• **Exercise**
Repeat all of the records exactly, leaving out the pictures.
┌─ Provided data
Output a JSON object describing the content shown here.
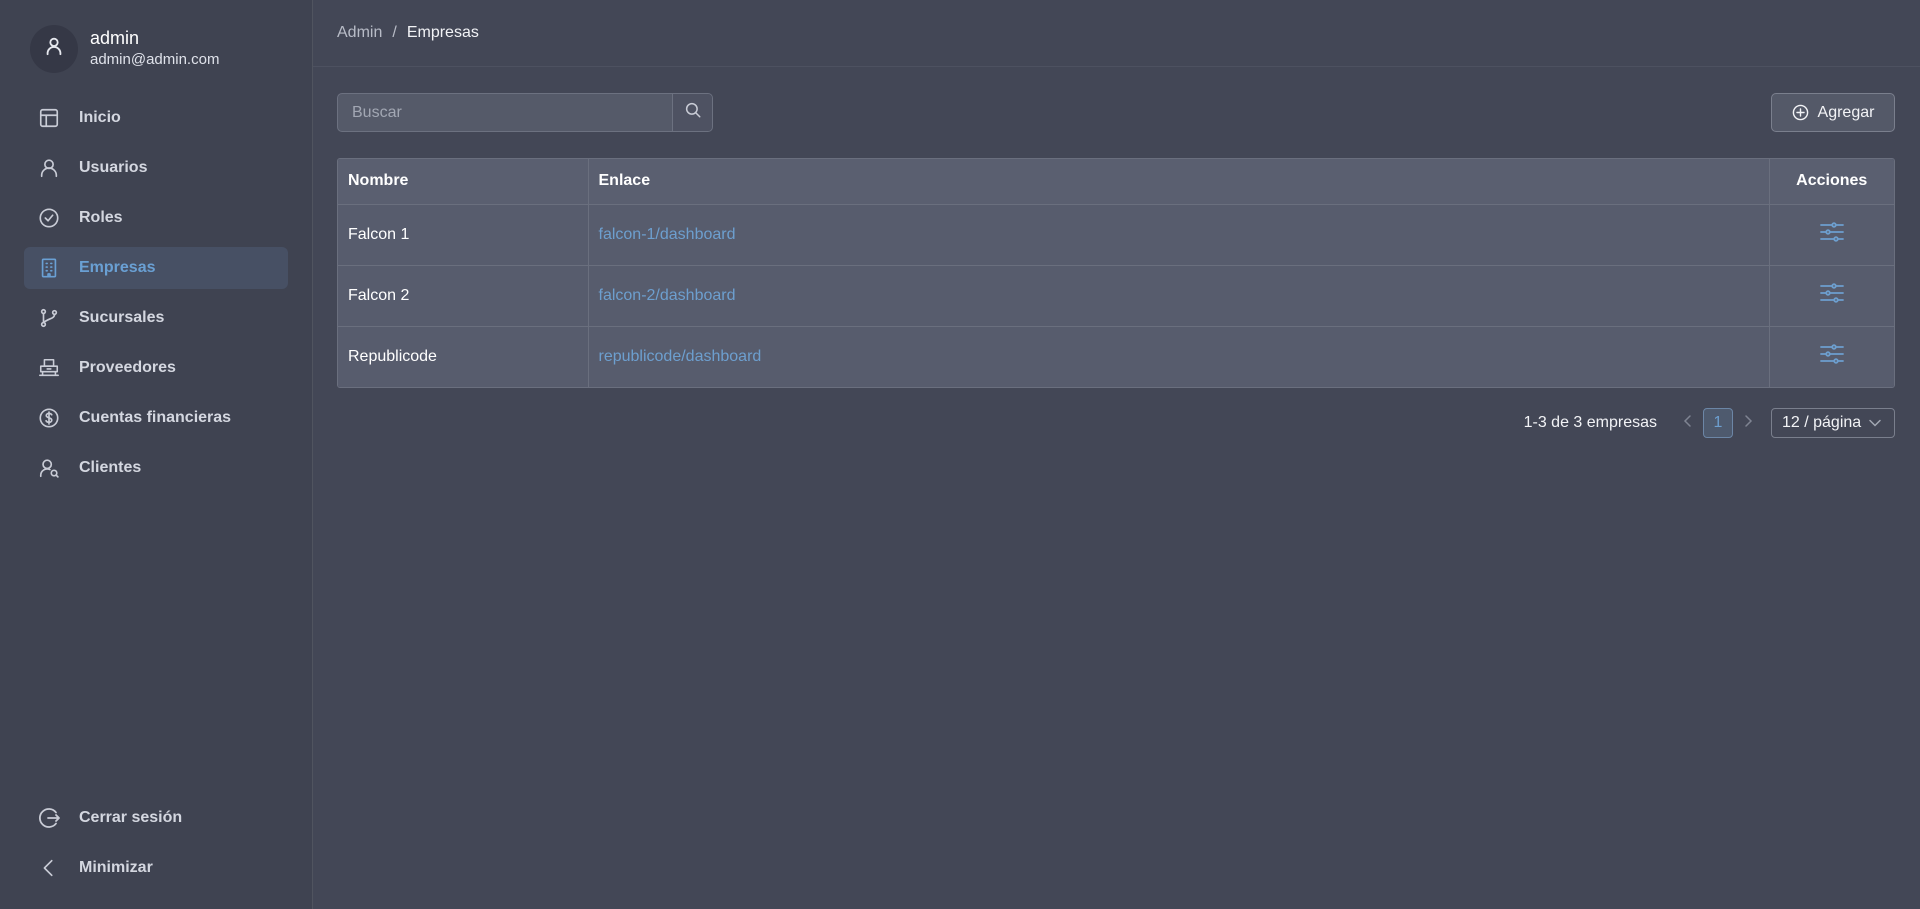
{
  "user": {
    "name": "admin",
    "email": "admin@admin.com"
  },
  "sidebar": {
    "items": [
      {
        "label": "Inicio",
        "icon": "layout-icon",
        "active": false
      },
      {
        "label": "Usuarios",
        "icon": "user-icon",
        "active": false
      },
      {
        "label": "Roles",
        "icon": "check-circle-icon",
        "active": false
      },
      {
        "label": "Empresas",
        "icon": "building-icon",
        "active": true
      },
      {
        "label": "Sucursales",
        "icon": "git-branch-icon",
        "active": false
      },
      {
        "label": "Proveedores",
        "icon": "supplier-icon",
        "active": false
      },
      {
        "label": "Cuentas financieras",
        "icon": "dollar-circle-icon",
        "active": false
      },
      {
        "label": "Clientes",
        "icon": "clients-icon",
        "active": false
      }
    ],
    "bottom": [
      {
        "label": "Cerrar sesión",
        "icon": "logout-icon"
      },
      {
        "label": "Minimizar",
        "icon": "chevron-left-icon"
      }
    ]
  },
  "breadcrumb": {
    "root": "Admin",
    "separator": "/",
    "current": "Empresas"
  },
  "search": {
    "placeholder": "Buscar",
    "value": ""
  },
  "add_button": {
    "label": "Agregar"
  },
  "table": {
    "columns": [
      "Nombre",
      "Enlace",
      "Acciones"
    ],
    "rows": [
      {
        "nombre": "Falcon 1",
        "enlace": "falcon-1/dashboard"
      },
      {
        "nombre": "Falcon 2",
        "enlace": "falcon-2/dashboard"
      },
      {
        "nombre": "Republicode",
        "enlace": "republicode/dashboard"
      }
    ]
  },
  "pagination": {
    "summary": "1-3 de 3 empresas",
    "current_page": "1",
    "page_size": "12 / página"
  },
  "colors": {
    "background": "#434756",
    "sidebar": "#3f4351",
    "accent": "#6d9fcf",
    "active_bg": "#475064"
  }
}
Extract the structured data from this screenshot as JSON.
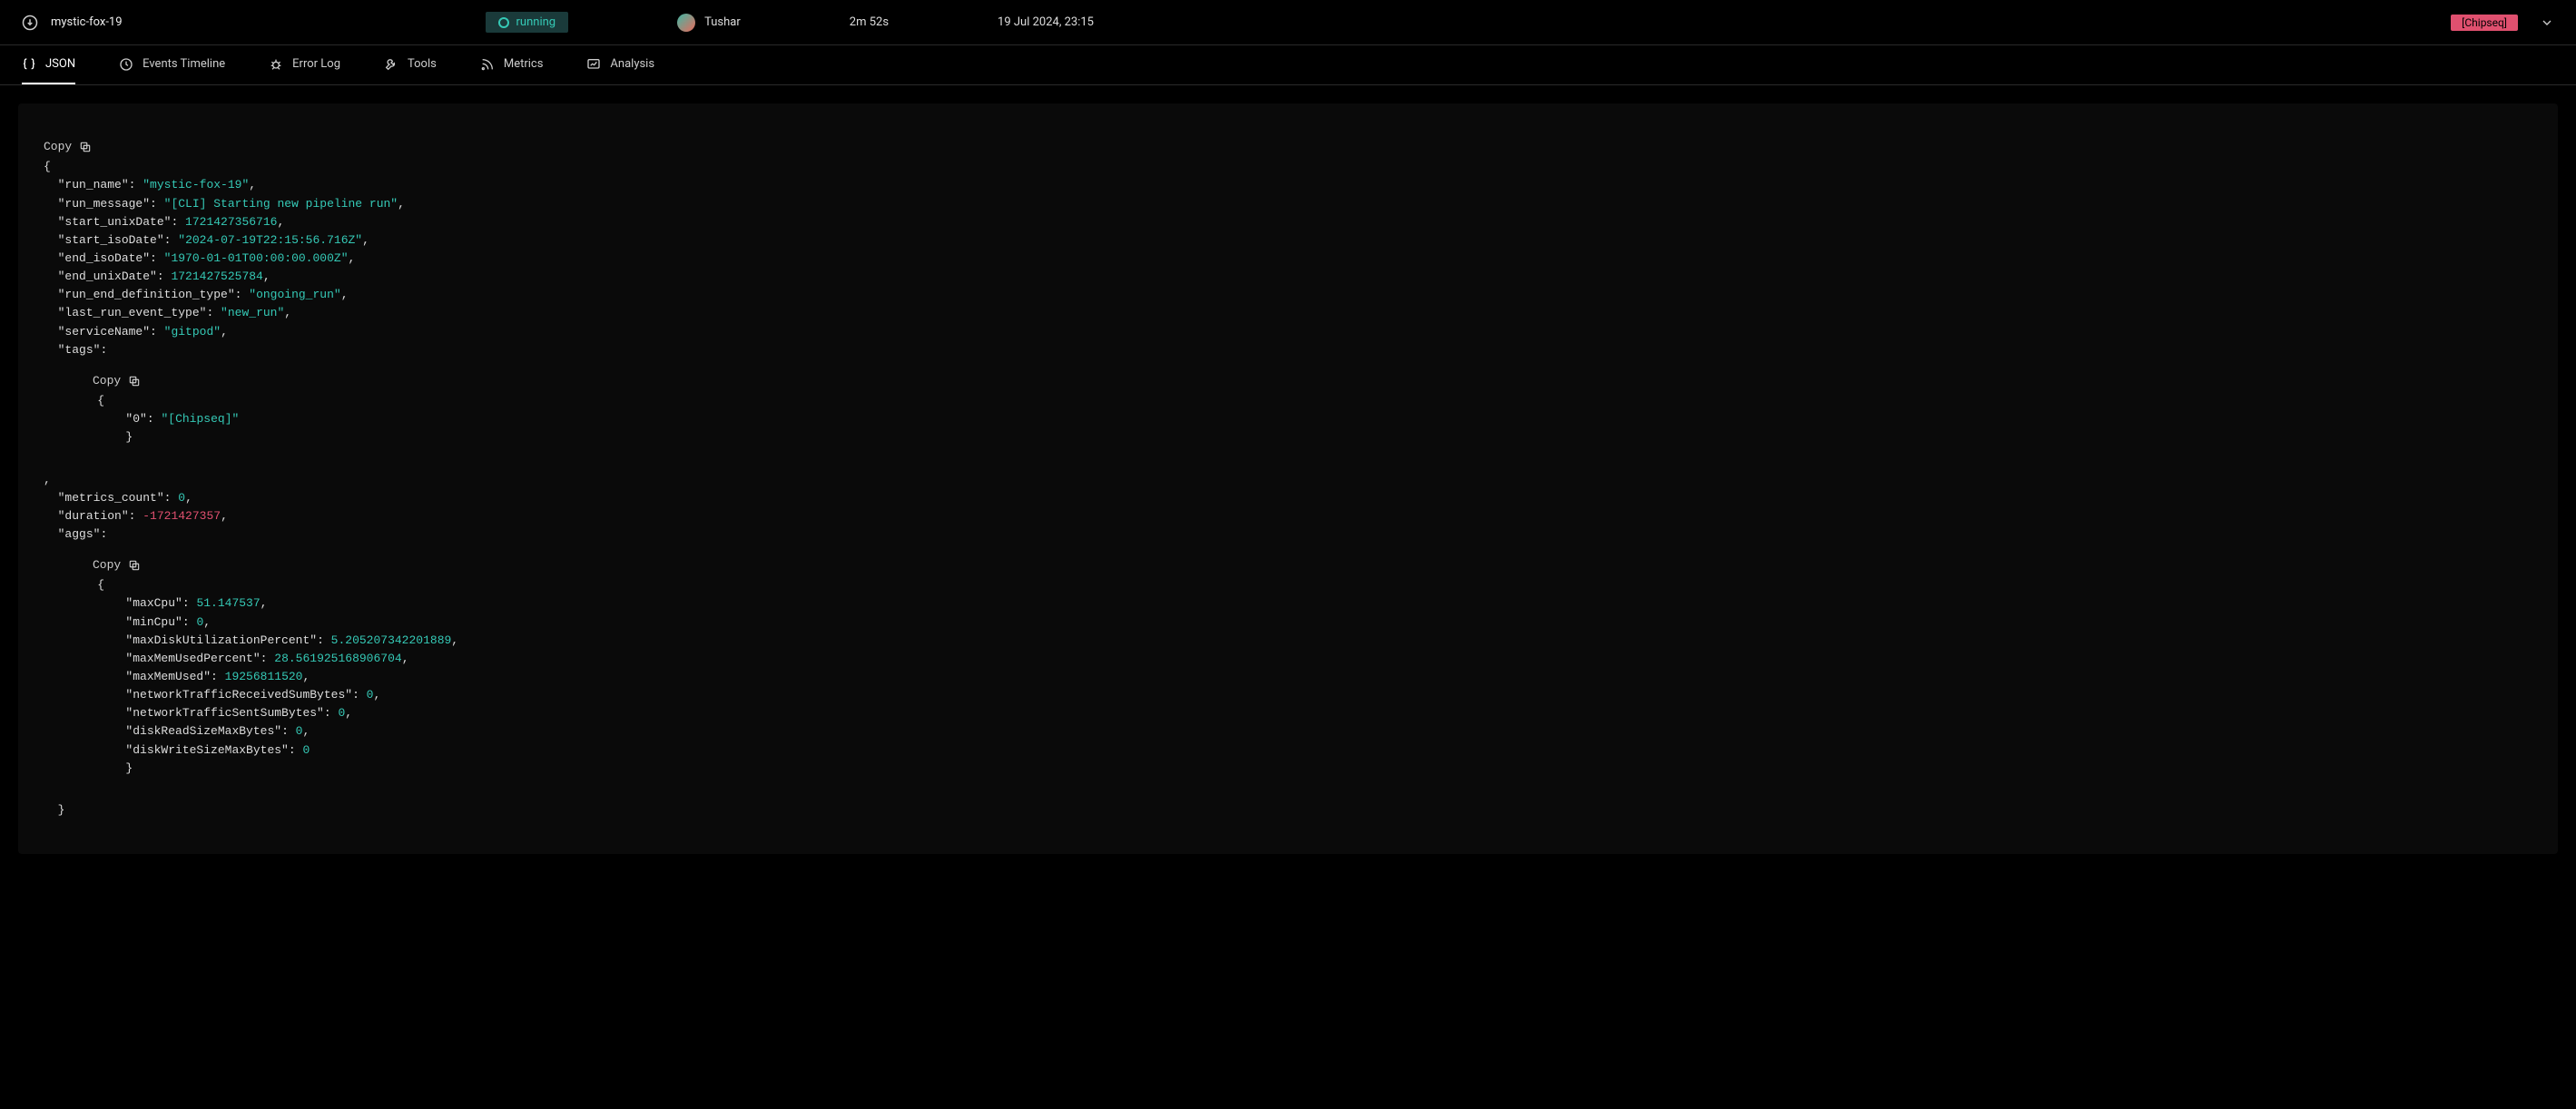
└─
• **Response to the task**
Output a JSON object describing the content shown here.
{
  "user": {
    "name": "admin",
    "email": "admin@admin.com"
  },
  "sidebar": {
    "items": [
      {
        "label": "Inicio",
        "icon": "layout-icon",
        "active": false
      },
      {
        "label": "Usuarios",
        "icon": "user-icon",
        "active": false
      },
      {
        "label": "Roles",
        "icon": "check-circle-icon",
        "active": false
      },
      {
        "label": "Empresas",
        "icon": "building-icon",
        "active": true
      },
      {
        "label": "Sucursales",
        "icon": "git-branch-icon",
        "active": false
      },
      {
        "label": "Proveedores",
        "icon": "supplier-icon",
        "active": false
      },
      {
        "label": "Cuentas financieras",
        "icon": "dollar-circle-icon",
        "active": false
      },
      {
        "label": "Clientes",
        "icon": "clients-icon",
        "active": false
      }
    ],
    "bottom": [
      {
        "label": "Cerrar sesión",
        "icon": "logout-icon"
      },
      {
        "label": "Minimizar",
        "icon": "chevron-left-icon"
      }
    ]
  },
  "breadcrumb": {
    "root": "Admin",
    "separator": "/",
    "current": "Empresas"
  },
  "search": {
    "placeholder": "Buscar",
    "value": ""
  },
  "add_button": {
    "label": "Agregar"
  },
  "table": {
    "columns": [
      "Nombre",
      "Enlace",
      "Acciones"
    ],
    "rows": [
      {
        "nombre": "Falcon 1",
        "enlace": "falcon-1/dashboard"
      },
      {
        "nombre": "Falcon 2",
        "enlace": "falcon-2/dashboard"
      },
      {
        "nombre": "Republicode",
        "enlace": "republicode/dashboard"
      }
    ]
  },
  "pagination": {
    "summary": "1-3 de 3 empresas",
    "current_page": "1",
    "page_size": "12 / página"
  },
  "colors": {
    "background": "#434756",
    "sidebar": "#3f4351",
    "accent": "#6d9fcf",
    "active_bg": "#475064"
  }
}
Extract the structured data from this screenshot as JSON.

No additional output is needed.